Qualifying patients may designate one authorized purchaser to assist in purchasing and delivering marijuana from a compassion center or cooperative cultivator. An authorized purchaser must be at least 21 years old and must complete an NCIC background check as well. An authorized purchaser may live out of state.
There is currently no online registry. Patients may complete an application online, but all applications must be mailed to the DOH for review and approval. The application process takes 2-4 weeks from the date it is received by the DOH. Patient and caregiver registrations issued or renewed after Jan. 1, 2017, will expire one year from the date issued. Renewal applications are sent out 60 days before your expiration date.
- Cachexia, or wasting syndrome
- Cancer or cancer treatment including chemotherapy and radiation therapy
- Glaucoma or glaucoma treatment
- Hepatitis C or treatment for hepatitis C
- Seizures, including but not limited to those characteristic of epilepsy
- Severe, debilitating, or chronic pain
- Severe nausea
- Severe and persistent muscle spasms, including but not limited to those characteristic of:
- Multiple sclerosis
- Crohn’s disease
- Agitation related to Alzheimer’s disease
- Post-traumatic stress disorder (PTSD) – patient must be 18 or older
1. Obtain a physician’s certification that confirms the patient suffers from at least one qualifying medical condition.
2. Complete and submit an application to the DOH office at:
Department of Health
Center for Professional Licensing, Room 105A
3 Capitol Hill, Providence, RI 02908-5097
3. Provide a valid state-issued identification card to establish proof of Rhode Island residency
4. Submit applicable application fee(s):
$50 patient application fee
$100 caregiver application fee
$50 authorized purchaser application fee
5. Caregiver and authorized purchaser information are always provided by the patient.

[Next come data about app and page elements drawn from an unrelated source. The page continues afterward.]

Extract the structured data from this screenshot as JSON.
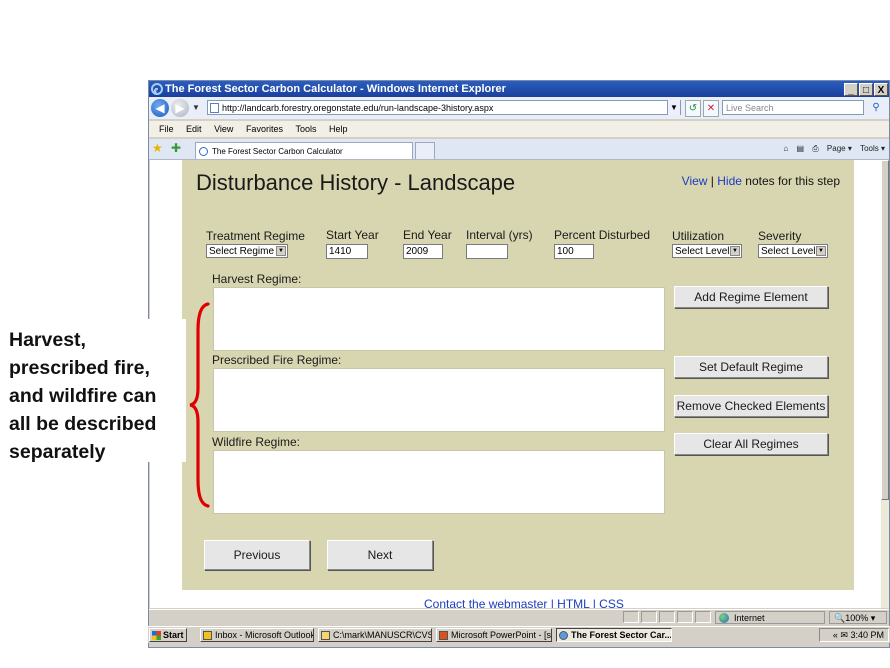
{
  "browser": {
    "title": "The Forest Sector Carbon Calculator - Windows Internet Explorer",
    "window_buttons": [
      "_",
      "□",
      "X"
    ],
    "url": "http://landcarb.forestry.oregonstate.edu/run-landscape-3history.aspx",
    "search_placeholder": "Live Search",
    "menu": [
      "File",
      "Edit",
      "View",
      "Favorites",
      "Tools",
      "Help"
    ],
    "tab_title": "The Forest Sector Carbon Calculator",
    "commands": [
      "Page ▾",
      "Tools ▾"
    ],
    "status_zone": "Internet",
    "zoom": "100%"
  },
  "page": {
    "title": "Disturbance History - Landscape",
    "notes_view": "View",
    "notes_sep": " | ",
    "notes_hide": "Hide",
    "notes_suffix": " notes for this step",
    "fields": {
      "treatment_label": "Treatment Regime",
      "treatment_value": "Select Regime",
      "start_label": "Start Year",
      "start_value": "1410",
      "end_label": "End Year",
      "end_value": "2009",
      "interval_label": "Interval (yrs)",
      "interval_value": "",
      "percent_label": "Percent Disturbed",
      "percent_value": "100",
      "utilization_label": "Utilization",
      "utilization_value": "Select Level",
      "severity_label": "Severity",
      "severity_value": "Select Level"
    },
    "regimes": {
      "harvest": "Harvest Regime:",
      "prescribed": "Prescribed Fire Regime:",
      "wildfire": "Wildfire Regime:"
    },
    "buttons": {
      "add": "Add Regime Element",
      "default": "Set Default Regime",
      "remove": "Remove Checked Elements",
      "clear": "Clear All Regimes",
      "previous": "Previous",
      "next": "Next"
    },
    "footer": "Contact the webmaster | HTML | CSS"
  },
  "taskbar": {
    "start": "Start",
    "tasks": [
      "Inbox - Microsoft Outlook",
      "C:\\mark\\MANUSCR\\CVS",
      "Microsoft PowerPoint - [s...",
      "The Forest Sector Car..."
    ],
    "tray_chevron": "«",
    "clock": "3:40 PM"
  },
  "callout": {
    "text": "Harvest,\nprescribed fire,\nand wildfire can\nall be described\nseparately",
    "brace_color": "#e00000"
  }
}
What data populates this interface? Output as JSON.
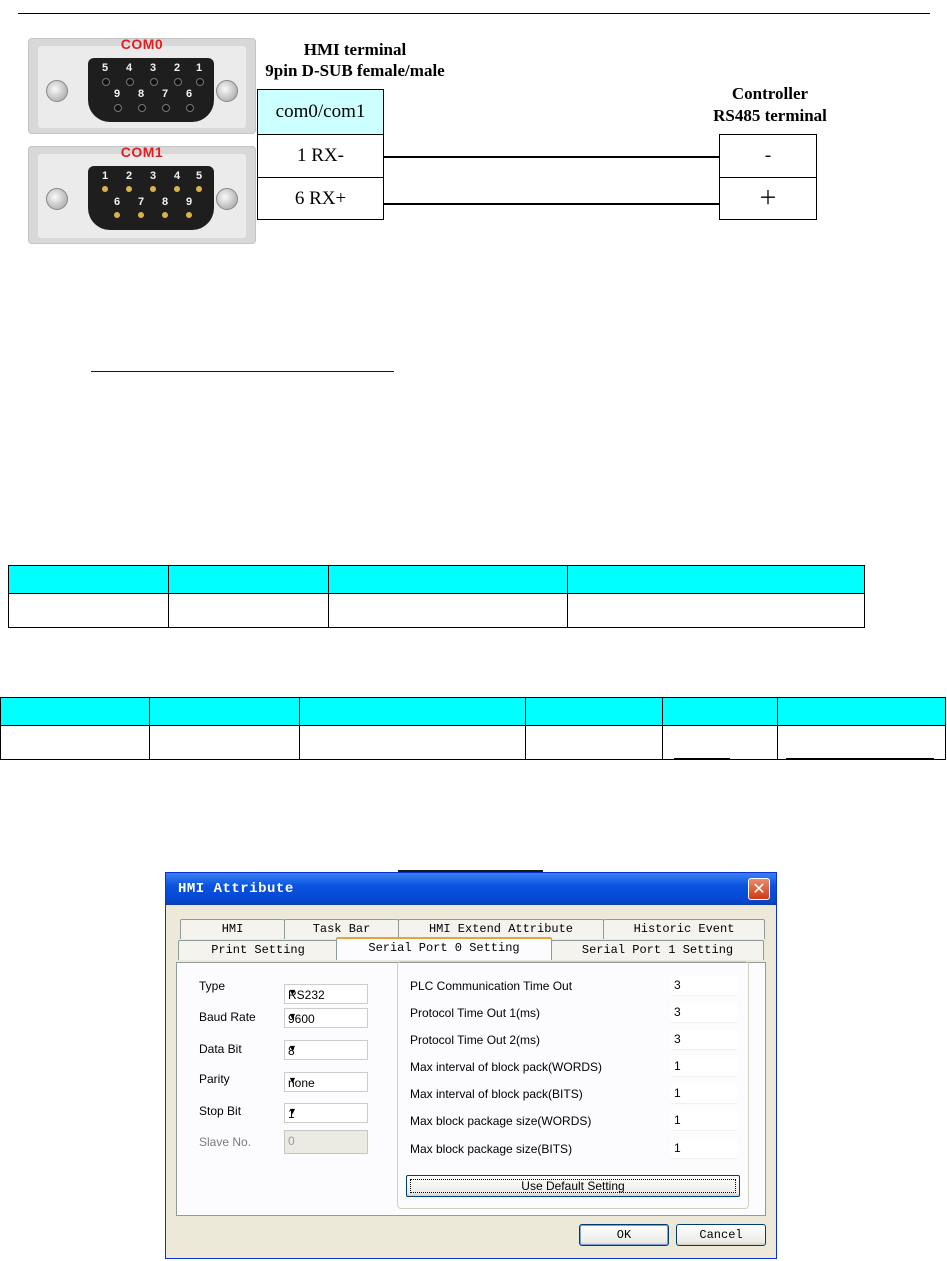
{
  "colors": {
    "table_header": "#00ffff",
    "diagram_header": "#ccffff",
    "com_label": "#e02020",
    "dialog_title_blue": "#0a53e0"
  },
  "connectors": {
    "com0": {
      "label": "COM0",
      "top_pins": [
        "5",
        "4",
        "3",
        "2",
        "1"
      ],
      "bottom_pins": [
        "9",
        "8",
        "7",
        "6"
      ]
    },
    "com1": {
      "label": "COM1",
      "top_pins": [
        "1",
        "2",
        "3",
        "4",
        "5"
      ],
      "bottom_pins": [
        "6",
        "7",
        "8",
        "9"
      ]
    }
  },
  "wiring": {
    "hmi_title_1": "HMI terminal",
    "hmi_title_2": "9pin D-SUB female/male",
    "hmi_header": "com0/com1",
    "hmi_pins": [
      "1 RX-",
      "6 RX+"
    ],
    "controller_title_1": "Controller",
    "controller_title_2": "RS485 terminal",
    "controller_pins": [
      "-",
      "＋"
    ]
  },
  "dialog": {
    "title": "HMI Attribute",
    "close_icon": "close-x-icon",
    "tabs_back": [
      "HMI",
      "Task Bar",
      "HMI Extend Attribute",
      "Historic Event"
    ],
    "tabs_front": [
      "Print Setting",
      "Serial Port 0 Setting",
      "Serial Port 1 Setting"
    ],
    "left_fields": [
      {
        "label": "Type",
        "value": "RS232"
      },
      {
        "label": "Baud Rate",
        "value": "9600"
      },
      {
        "label": "Data Bit",
        "value": "8"
      },
      {
        "label": "Parity",
        "value": "none"
      },
      {
        "label": "Stop Bit",
        "value": "1"
      }
    ],
    "slave_label": "Slave No.",
    "slave_value": "0",
    "right_fields": [
      {
        "label": "PLC Communication Time Out",
        "value": "3"
      },
      {
        "label": "Protocol Time Out 1(ms)",
        "value": "3"
      },
      {
        "label": "Protocol Time Out 2(ms)",
        "value": "3"
      },
      {
        "label": "Max interval of block pack(WORDS)",
        "value": "1"
      },
      {
        "label": "Max interval of block pack(BITS)",
        "value": "1"
      },
      {
        "label": "Max block package size(WORDS)",
        "value": "1"
      },
      {
        "label": "Max block package size(BITS)",
        "value": "1"
      }
    ],
    "default_button": "Use Default Setting",
    "ok_button": "OK",
    "cancel_button": "Cancel"
  }
}
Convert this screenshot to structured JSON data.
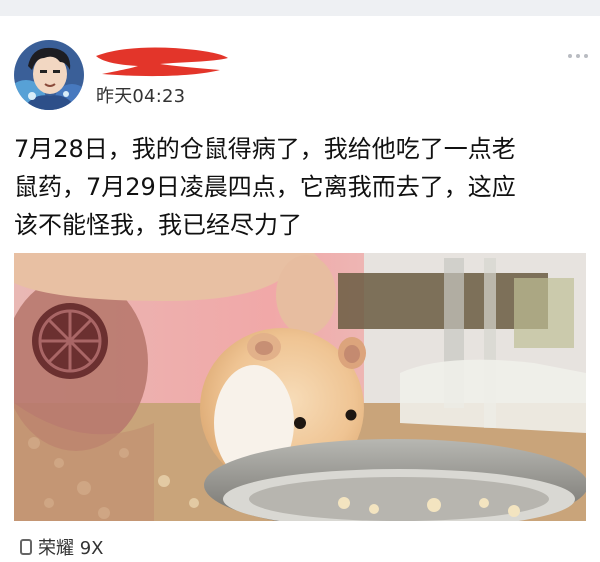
{
  "post": {
    "time": "昨天04:23",
    "text_lines": [
      "7月28日，我的仓鼠得病了，我给他吃了一点老",
      "鼠药，7月29日凌晨四点，它离我而去了，这应",
      "该不能怪我，我已经尽力了"
    ],
    "device": "荣耀 9X",
    "icons": {
      "more": "more-dots-icon",
      "device": "phone-icon"
    }
  },
  "colors": {
    "redaction": "#e3352a",
    "text": "#111111",
    "meta": "#333333",
    "menu_dots": "#b9bcc2"
  }
}
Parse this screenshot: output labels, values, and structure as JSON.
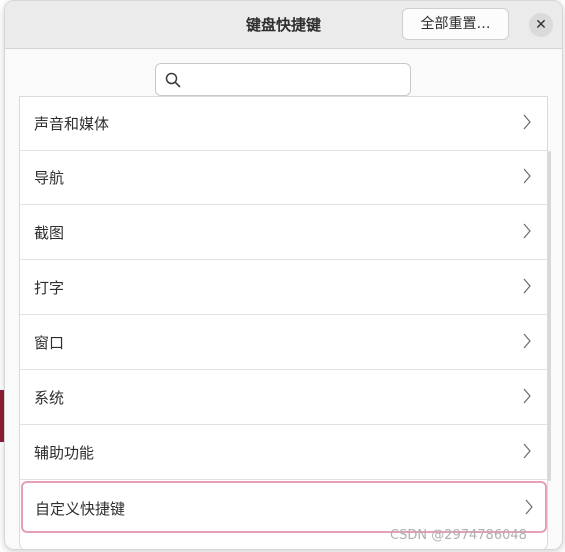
{
  "dialog": {
    "title": "键盘快捷键",
    "reset_label": "全部重置…",
    "close_symbol": "✕"
  },
  "search": {
    "placeholder": "",
    "value": ""
  },
  "categories": [
    {
      "label": "声音和媒体"
    },
    {
      "label": "导航"
    },
    {
      "label": "截图"
    },
    {
      "label": "打字"
    },
    {
      "label": "窗口"
    },
    {
      "label": "系统"
    },
    {
      "label": "辅助功能"
    },
    {
      "label": "自定义快捷键"
    }
  ],
  "watermark": "CSDN @2974786048",
  "icons": {
    "search": "search-icon",
    "chevron": "chevron-right-icon",
    "close": "close-icon"
  },
  "colors": {
    "focus_border": "#e6a0b4",
    "accent": "#8d2136"
  }
}
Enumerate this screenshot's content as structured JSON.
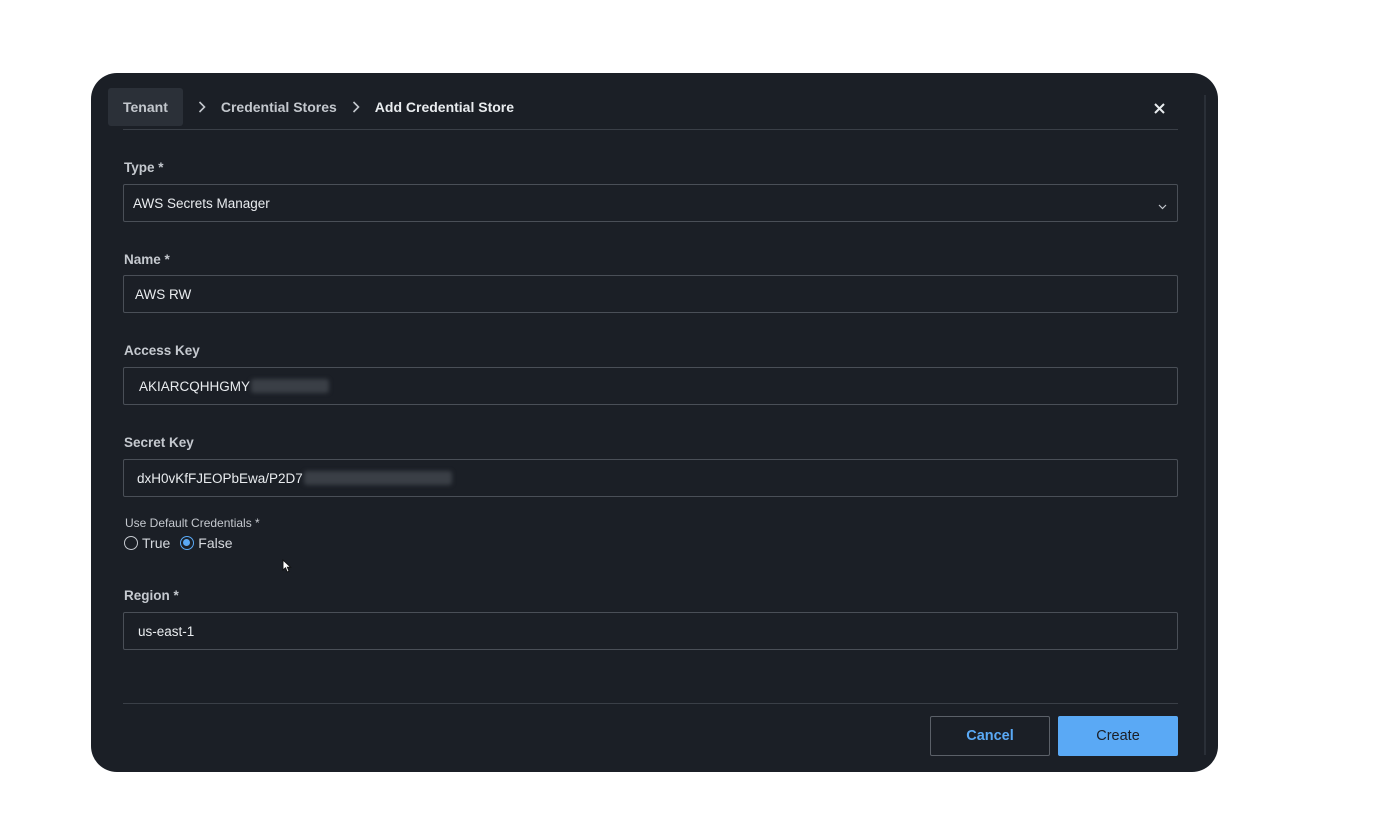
{
  "breadcrumb": {
    "items": [
      "Tenant",
      "Credential Stores",
      "Add Credential Store"
    ]
  },
  "fields": {
    "type": {
      "label": "Type *",
      "value": "AWS Secrets Manager"
    },
    "name": {
      "label": "Name *",
      "value": "AWS RW"
    },
    "access_key": {
      "label": "Access Key",
      "value": "AKIARCQHHGMY"
    },
    "secret_key": {
      "label": "Secret Key",
      "value": "dxH0vKfFJEOPbEwa/P2D7"
    },
    "use_default": {
      "label": "Use Default Credentials *",
      "options": [
        "True",
        "False"
      ],
      "selected": "False"
    },
    "region": {
      "label": "Region *",
      "value": "us-east-1"
    }
  },
  "footer": {
    "cancel_label": "Cancel",
    "create_label": "Create"
  },
  "colors": {
    "accent": "#5aa9f5",
    "modal_bg": "#1b1f26"
  }
}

The Rhode Island Department of Health has stipulated all medical cannabis harvested by licensed cultivators and registered compassion centers be tested for safety and quality control. However, the DOH has yet to draft or adopt any official state testing regulations.
This page was last updated September 5, 2018.